■ Task requirements: Repeat back the entries that follow, keeping every word as it is.

■ Dataset excerpts:
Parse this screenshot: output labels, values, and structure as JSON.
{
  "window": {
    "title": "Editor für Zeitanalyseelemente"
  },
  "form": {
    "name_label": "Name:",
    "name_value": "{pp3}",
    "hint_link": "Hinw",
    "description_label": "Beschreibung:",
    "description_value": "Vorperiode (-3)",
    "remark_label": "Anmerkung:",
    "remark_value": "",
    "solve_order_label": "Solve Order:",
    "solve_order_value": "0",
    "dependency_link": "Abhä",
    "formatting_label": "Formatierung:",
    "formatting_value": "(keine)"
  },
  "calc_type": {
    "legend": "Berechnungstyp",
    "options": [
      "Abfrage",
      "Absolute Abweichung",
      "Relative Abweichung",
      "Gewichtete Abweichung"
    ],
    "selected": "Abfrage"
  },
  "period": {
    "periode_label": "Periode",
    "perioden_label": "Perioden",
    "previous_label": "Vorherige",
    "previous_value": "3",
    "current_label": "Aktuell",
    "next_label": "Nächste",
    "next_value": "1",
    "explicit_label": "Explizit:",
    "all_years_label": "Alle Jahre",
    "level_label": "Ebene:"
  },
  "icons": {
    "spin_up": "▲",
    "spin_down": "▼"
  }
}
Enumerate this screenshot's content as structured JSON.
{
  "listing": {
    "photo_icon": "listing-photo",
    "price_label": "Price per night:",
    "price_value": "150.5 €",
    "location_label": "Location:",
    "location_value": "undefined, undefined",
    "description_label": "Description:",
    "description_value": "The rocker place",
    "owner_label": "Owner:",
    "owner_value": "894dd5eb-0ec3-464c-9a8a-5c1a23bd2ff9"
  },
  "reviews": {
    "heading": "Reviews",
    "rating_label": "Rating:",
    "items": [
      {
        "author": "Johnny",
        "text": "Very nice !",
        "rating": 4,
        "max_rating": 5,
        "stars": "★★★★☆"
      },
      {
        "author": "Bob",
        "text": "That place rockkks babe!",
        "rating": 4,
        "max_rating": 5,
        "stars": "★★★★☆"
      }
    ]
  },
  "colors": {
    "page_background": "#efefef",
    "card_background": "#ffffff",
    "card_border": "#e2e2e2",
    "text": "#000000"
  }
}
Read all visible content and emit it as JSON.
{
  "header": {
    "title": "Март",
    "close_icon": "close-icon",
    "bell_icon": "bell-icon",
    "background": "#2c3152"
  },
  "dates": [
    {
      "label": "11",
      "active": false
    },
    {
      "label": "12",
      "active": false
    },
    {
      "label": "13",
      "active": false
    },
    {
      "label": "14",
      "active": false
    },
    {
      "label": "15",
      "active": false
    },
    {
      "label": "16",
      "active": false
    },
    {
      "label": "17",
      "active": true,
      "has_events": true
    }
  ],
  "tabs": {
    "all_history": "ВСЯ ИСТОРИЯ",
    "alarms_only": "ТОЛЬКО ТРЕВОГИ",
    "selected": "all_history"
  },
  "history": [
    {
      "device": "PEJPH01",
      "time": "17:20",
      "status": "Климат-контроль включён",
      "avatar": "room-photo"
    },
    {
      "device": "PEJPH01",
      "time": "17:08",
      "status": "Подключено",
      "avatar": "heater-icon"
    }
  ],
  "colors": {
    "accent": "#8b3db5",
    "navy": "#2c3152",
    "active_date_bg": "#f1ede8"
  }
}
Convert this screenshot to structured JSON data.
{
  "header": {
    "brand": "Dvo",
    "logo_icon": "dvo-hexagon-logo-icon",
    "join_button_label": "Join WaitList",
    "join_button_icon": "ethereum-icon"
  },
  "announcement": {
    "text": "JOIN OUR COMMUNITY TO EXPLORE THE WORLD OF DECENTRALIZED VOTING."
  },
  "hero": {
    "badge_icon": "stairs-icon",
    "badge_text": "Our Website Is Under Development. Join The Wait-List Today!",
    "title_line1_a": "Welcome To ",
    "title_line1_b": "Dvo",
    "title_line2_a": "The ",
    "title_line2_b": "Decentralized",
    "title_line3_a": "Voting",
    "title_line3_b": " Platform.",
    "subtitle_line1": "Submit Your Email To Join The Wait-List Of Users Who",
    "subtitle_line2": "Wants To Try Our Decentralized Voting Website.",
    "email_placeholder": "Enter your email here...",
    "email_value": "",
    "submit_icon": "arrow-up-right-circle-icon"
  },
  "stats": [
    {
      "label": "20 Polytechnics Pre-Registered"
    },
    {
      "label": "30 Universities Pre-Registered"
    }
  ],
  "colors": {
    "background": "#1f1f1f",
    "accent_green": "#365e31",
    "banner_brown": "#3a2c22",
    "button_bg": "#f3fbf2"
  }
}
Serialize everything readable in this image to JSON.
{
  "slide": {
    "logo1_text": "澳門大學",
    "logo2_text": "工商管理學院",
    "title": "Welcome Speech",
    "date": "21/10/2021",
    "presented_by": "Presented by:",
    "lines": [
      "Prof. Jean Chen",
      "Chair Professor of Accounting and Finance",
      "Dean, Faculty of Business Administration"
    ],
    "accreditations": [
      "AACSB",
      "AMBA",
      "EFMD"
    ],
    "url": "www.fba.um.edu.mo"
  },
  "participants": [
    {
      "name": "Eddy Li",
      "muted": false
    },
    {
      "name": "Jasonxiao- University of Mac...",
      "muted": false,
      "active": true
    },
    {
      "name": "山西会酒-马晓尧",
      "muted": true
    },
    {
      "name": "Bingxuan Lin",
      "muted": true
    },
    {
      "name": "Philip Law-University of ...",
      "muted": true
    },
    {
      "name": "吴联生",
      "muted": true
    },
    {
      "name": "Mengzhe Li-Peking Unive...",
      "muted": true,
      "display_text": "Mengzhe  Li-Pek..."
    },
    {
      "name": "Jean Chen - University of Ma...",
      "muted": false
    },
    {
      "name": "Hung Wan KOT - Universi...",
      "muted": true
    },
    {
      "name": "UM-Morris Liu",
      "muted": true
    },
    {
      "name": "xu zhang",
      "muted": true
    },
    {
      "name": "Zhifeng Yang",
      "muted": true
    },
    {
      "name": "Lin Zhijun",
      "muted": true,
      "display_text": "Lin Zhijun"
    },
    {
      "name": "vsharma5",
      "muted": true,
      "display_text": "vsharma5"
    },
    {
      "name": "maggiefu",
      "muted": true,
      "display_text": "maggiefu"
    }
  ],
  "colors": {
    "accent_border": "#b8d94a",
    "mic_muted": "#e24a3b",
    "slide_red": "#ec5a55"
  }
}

■ Output of the task:
Parse this screenshot: output labels, values, and structure as JSON.
{
  "window": {
    "title": "Editor für Zeitanalyseelemente"
  },
  "form": {
    "name_label": "Name:",
    "name_value": "{pp3}",
    "hint_link": "Hinw",
    "description_label": "Beschreibung:",
    "description_value": "Vorperiode (-3)",
    "remark_label": "Anmerkung:",
    "remark_value": "",
    "solve_order_label": "Solve Order:",
    "solve_order_value": "0",
    "dependency_link": "Abhä",
    "formatting_label": "Formatierung:",
    "formatting_value": "(keine)"
  },
  "calc_type": {
    "legend": "Berechnungstyp",
    "options": [
      "Abfrage",
      "Absolute Abweichung",
      "Relative Abweichung",
      "Gewichtete Abweichung"
    ],
    "selected": "Abfrage"
  },
  "period": {
    "periode_label": "Periode",
    "perioden_label": "Perioden",
    "previous_label": "Vorherige",
    "previous_value": "3",
    "current_label": "Aktuell",
    "next_label": "Nächste",
    "next_value": "1",
    "explicit_label": "Explizit:",
    "all_years_label": "Alle Jahre",
    "level_label": "Ebene:"
  },
  "icons": {
    "spin_up": "▲",
    "spin_down": "▼"
  }
}
Enumerate this screenshot's content as structured JSON.
{
  "listing": {
    "photo_icon": "listing-photo",
    "price_label": "Price per night:",
    "price_value": "150.5 €",
    "location_label": "Location:",
    "location_value": "undefined, undefined",
    "description_label": "Description:",
    "description_value": "The rocker place",
    "owner_label": "Owner:",
    "owner_value": "894dd5eb-0ec3-464c-9a8a-5c1a23bd2ff9"
  },
  "reviews": {
    "heading": "Reviews",
    "rating_label": "Rating:",
    "items": [
      {
        "author": "Johnny",
        "text": "Very nice !",
        "rating": 4,
        "max_rating": 5,
        "stars": "★★★★☆"
      },
      {
        "author": "Bob",
        "text": "That place rockkks babe!",
        "rating": 4,
        "max_rating": 5,
        "stars": "★★★★☆"
      }
    ]
  },
  "colors": {
    "page_background": "#efefef",
    "card_background": "#ffffff",
    "card_border": "#e2e2e2",
    "text": "#000000"
  }
}
Read all visible content and emit it as JSON.
{
  "header": {
    "title": "Март",
    "close_icon": "close-icon",
    "bell_icon": "bell-icon",
    "background": "#2c3152"
  },
  "dates": [
    {
      "label": "11",
      "active": false
    },
    {
      "label": "12",
      "active": false
    },
    {
      "label": "13",
      "active": false
    },
    {
      "label": "14",
      "active": false
    },
    {
      "label": "15",
      "active": false
    },
    {
      "label": "16",
      "active": false
    },
    {
      "label": "17",
      "active": true,
      "has_events": true
    }
  ],
  "tabs": {
    "all_history": "ВСЯ ИСТОРИЯ",
    "alarms_only": "ТОЛЬКО ТРЕВОГИ",
    "selected": "all_history"
  },
  "history": [
    {
      "device": "PEJPH01",
      "time": "17:20",
      "status": "Климат-контроль включён",
      "avatar": "room-photo"
    },
    {
      "device": "PEJPH01",
      "time": "17:08",
      "status": "Подключено",
      "avatar": "heater-icon"
    }
  ],
  "colors": {
    "accent": "#8b3db5",
    "navy": "#2c3152",
    "active_date_bg": "#f1ede8"
  }
}
Convert this screenshot to structured JSON data.
{
  "header": {
    "brand": "Dvo",
    "logo_icon": "dvo-hexagon-logo-icon",
    "join_button_label": "Join WaitList",
    "join_button_icon": "ethereum-icon"
  },
  "announcement": {
    "text": "JOIN OUR COMMUNITY TO EXPLORE THE WORLD OF DECENTRALIZED VOTING."
  },
  "hero": {
    "badge_icon": "stairs-icon",
    "badge_text": "Our Website Is Under Development. Join The Wait-List Today!",
    "title_line1_a": "Welcome To ",
    "title_line1_b": "Dvo",
    "title_line2_a": "The ",
    "title_line2_b": "Decentralized",
    "title_line3_a": "Voting",
    "title_line3_b": " Platform.",
    "subtitle_line1": "Submit Your Email To Join The Wait-List Of Users Who",
    "subtitle_line2": "Wants To Try Our Decentralized Voting Website.",
    "email_placeholder": "Enter your email here...",
    "email_value": "",
    "submit_icon": "arrow-up-right-circle-icon"
  },
  "stats": [
    {
      "label": "20 Polytechnics Pre-Registered"
    },
    {
      "label": "30 Universities Pre-Registered"
    }
  ],
  "colors": {
    "background": "#1f1f1f",
    "accent_green": "#365e31",
    "banner_brown": "#3a2c22",
    "button_bg": "#f3fbf2"
  }
}
Serialize everything readable in this image to JSON.
{
  "slide": {
    "logo1_text": "澳門大學",
    "logo2_text": "工商管理學院",
    "title": "Welcome Speech",
    "date": "21/10/2021",
    "presented_by": "Presented by:",
    "lines": [
      "Prof. Jean Chen",
      "Chair Professor of Accounting and Finance",
      "Dean, Faculty of Business Administration"
    ],
    "accreditations": [
      "AACSB",
      "AMBA",
      "EFMD"
    ],
    "url": "www.fba.um.edu.mo"
  },
  "participants": [
    {
      "name": "Eddy Li",
      "muted": false
    },
    {
      "name": "Jasonxiao- University of Mac...",
      "muted": false,
      "active": true
    },
    {
      "name": "山西会酒-马晓尧",
      "muted": true
    },
    {
      "name": "Bingxuan Lin",
      "muted": true
    },
    {
      "name": "Philip Law-University of ...",
      "muted": true
    },
    {
      "name": "吴联生",
      "muted": true
    },
    {
      "name": "Mengzhe Li-Peking Unive...",
      "muted": true,
      "display_text": "Mengzhe  Li-Pek..."
    },
    {
      "name": "Jean Chen - University of Ma...",
      "muted": false
    },
    {
      "name": "Hung Wan KOT - Universi...",
      "muted": true
    },
    {
      "name": "UM-Morris Liu",
      "muted": true
    },
    {
      "name": "xu zhang",
      "muted": true
    },
    {
      "name": "Zhifeng Yang",
      "muted": true
    },
    {
      "name": "Lin Zhijun",
      "muted": true,
      "display_text": "Lin Zhijun"
    },
    {
      "name": "vsharma5",
      "muted": true,
      "display_text": "vsharma5"
    },
    {
      "name": "maggiefu",
      "muted": true,
      "display_text": "maggiefu"
    }
  ],
  "colors": {
    "accent_border": "#b8d94a",
    "mic_muted": "#e24a3b",
    "slide_red": "#ec5a55"
  }
}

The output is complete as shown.